In a recent study on traffic congestion, the Los Angeles-based Reason Foundation predicted that 104,000 more lane-miles of capacity would have to be added to the nation’s freeways over the next 25 years. American City & County asked readers of its weekly e-mail newsletter if the solution to traffic congestion is building more roads, or increasing public transportation, or both.
“The Reason Foundation has NEVER been a big supporter of expanded transit options, but in many cases that is the only solution to getting people around and avoiding gridlock. This is even more evident here in Southern California where we have no more land to expand freeway lanes or widen streets without serious land use impacts and loss or relocation of homes and businesses. But getting people out of their cars and onto public transit means you have to have a system that is fast, convenient and efficient. Los Angeles actually [is working] on a [viable] mass transit system. But the rest of the Southern California region will end up spending years to try to catch up and is headed for gridlock in the next few decades if investments are not made in improved transit options, not just concrete and freeway lanes.”
— Tim Keenan, government affairs consultant, Cypress, Calif.
“Traffic engineers in our area seem to universally agree that it is impossible to build your way out of congestion in an economically viable region. And yet, we see highways widened and new roads built. If adding more lanes is truly the answer, why does Los Angeles still have congestion? The answer must lie in increasing travel options by building efficient and cost-effective mass transit and facilitating non-motorized travel.”
— John Hieftje, mayor, Ann Arbor, Mich.
“The answer is both. However, before we can consider which road projects need to be built, we need to increase the accessibility to transit since funding is woefully behind that of roads. Once we get a decent transit system in place, then we can determine which roads need to be improved or built. Doing both now could result in spending on needless road improvement or building.”

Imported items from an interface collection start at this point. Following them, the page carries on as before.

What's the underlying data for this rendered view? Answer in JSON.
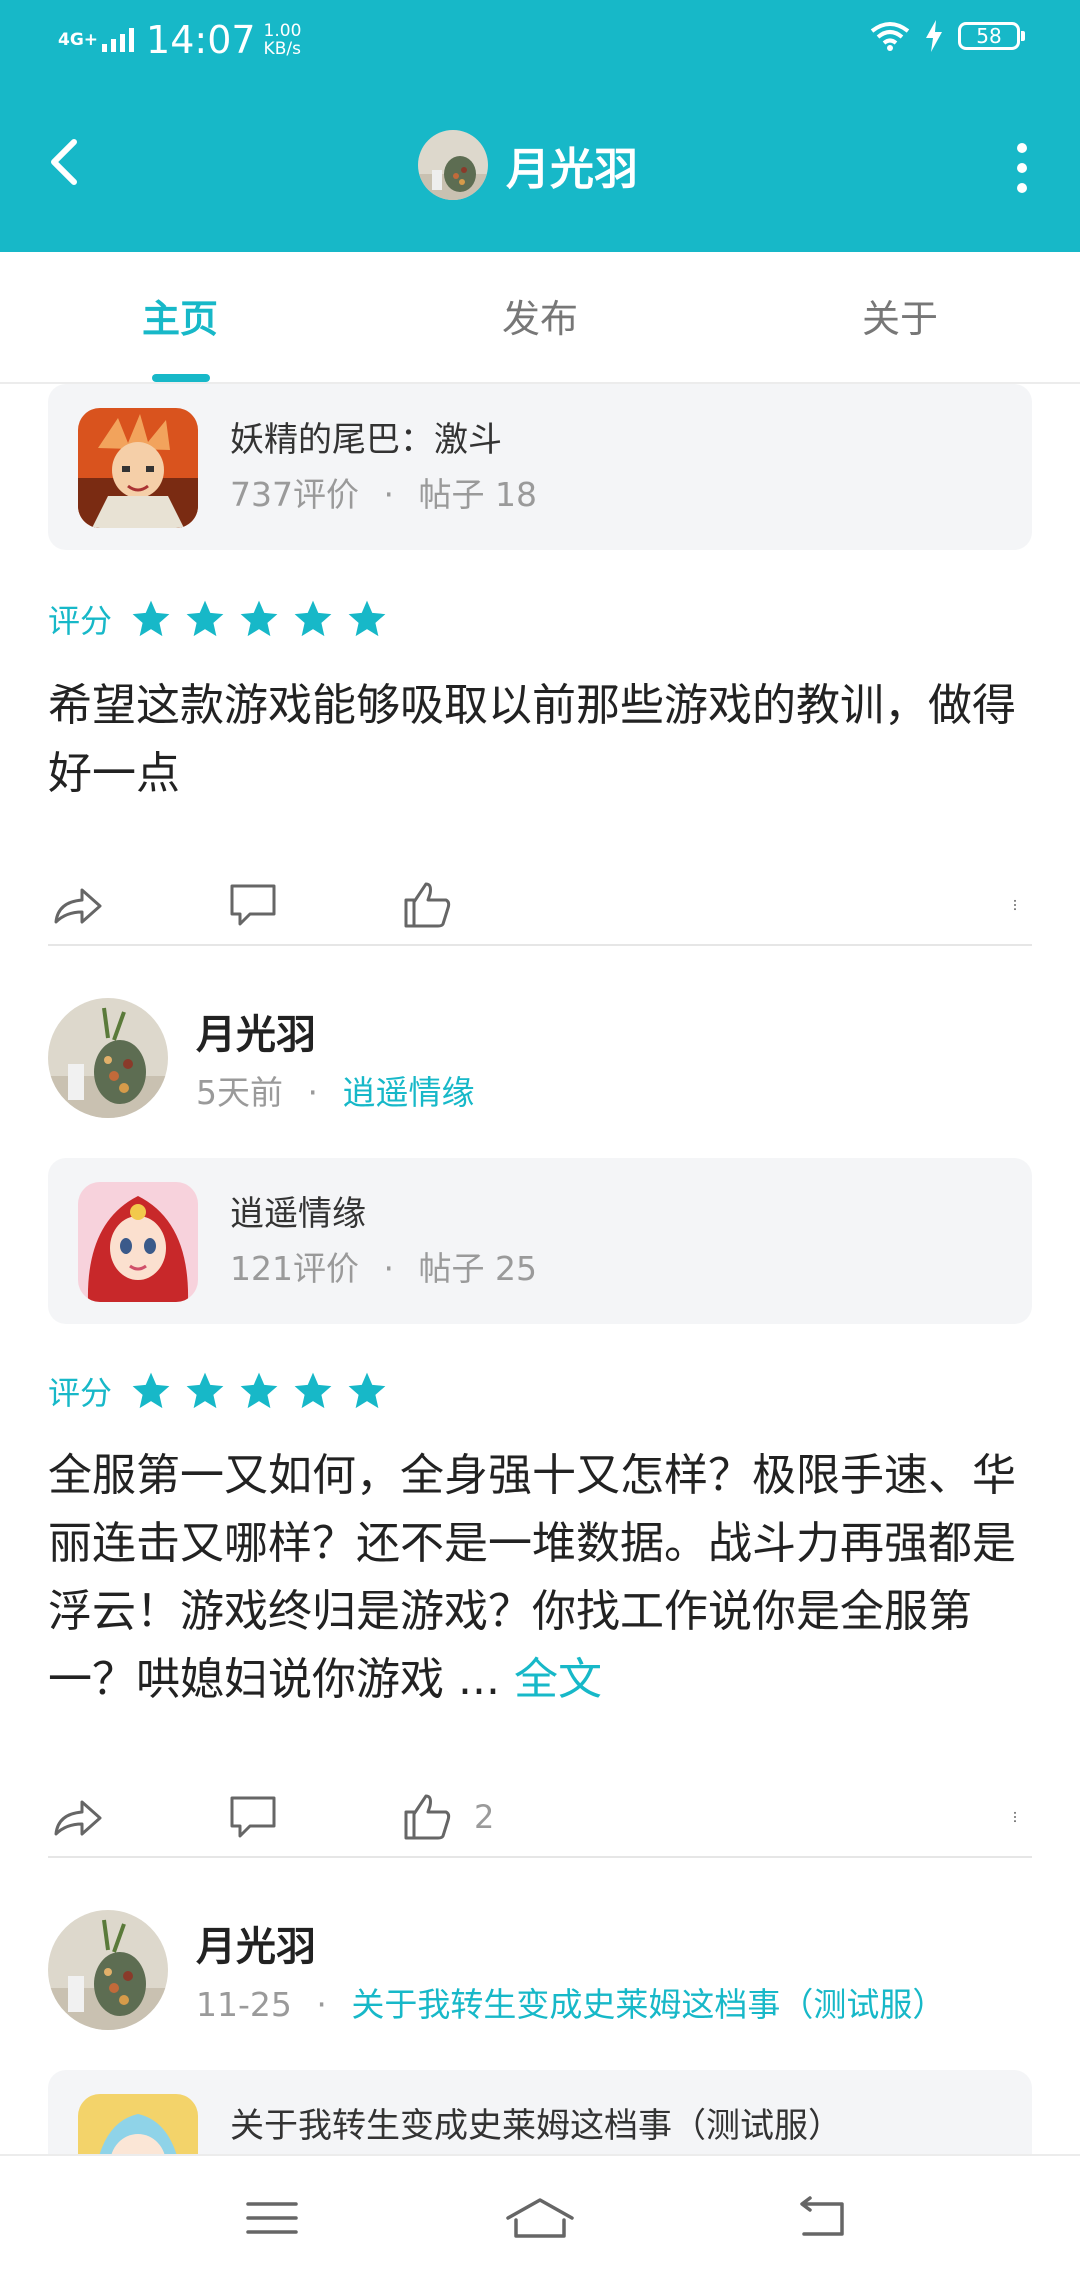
{
  "status_bar": {
    "network": "4G+",
    "time": "14:07",
    "speed_value": "1.00",
    "speed_unit": "KB/s",
    "battery": "58"
  },
  "header": {
    "title": "月光羽"
  },
  "tabs": [
    {
      "label": "主页",
      "active": true
    },
    {
      "label": "发布",
      "active": false
    },
    {
      "label": "关于",
      "active": false
    }
  ],
  "posts": [
    {
      "game": {
        "name": "妖精的尾巴：激斗",
        "reviews": "737评价",
        "posts": "帖子 18",
        "icon": "anime-hero-icon"
      },
      "rating_label": "评分",
      "rating_stars": 5,
      "text": "希望这款游戏能够吸取以前那些游戏的教训，做得好一点",
      "likes": ""
    },
    {
      "user": {
        "name": "月光羽",
        "time": "5天前",
        "game_link": "逍遥情缘"
      },
      "game": {
        "name": "逍遥情缘",
        "reviews": "121评价",
        "posts": "帖子 25",
        "icon": "red-hair-girl-icon"
      },
      "rating_label": "评分",
      "rating_stars": 5,
      "text": "全服第一又如何，全身强十又怎样？极限手速、华丽连击又哪样？还不是一堆数据。战斗力再强都是浮云！游戏终归是游戏？你找工作说你是全服第一？哄媳妇说你游戏 ...",
      "more": "全文",
      "likes": "2"
    },
    {
      "user": {
        "name": "月光羽",
        "time": "11-25",
        "game_link": "关于我转生变成史莱姆这档事（测试服）"
      },
      "game": {
        "name": "关于我转生变成史莱姆这档事（测试服）",
        "icon": "slime-anime-icon"
      }
    }
  ],
  "separator": "·",
  "colors": {
    "accent": "#17b8c8",
    "card_bg": "#f4f5f7",
    "muted_text": "#9a9a9a"
  }
}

— Art Sheldon, chairman, Gwinnett County, Ga., Transit Advisory Board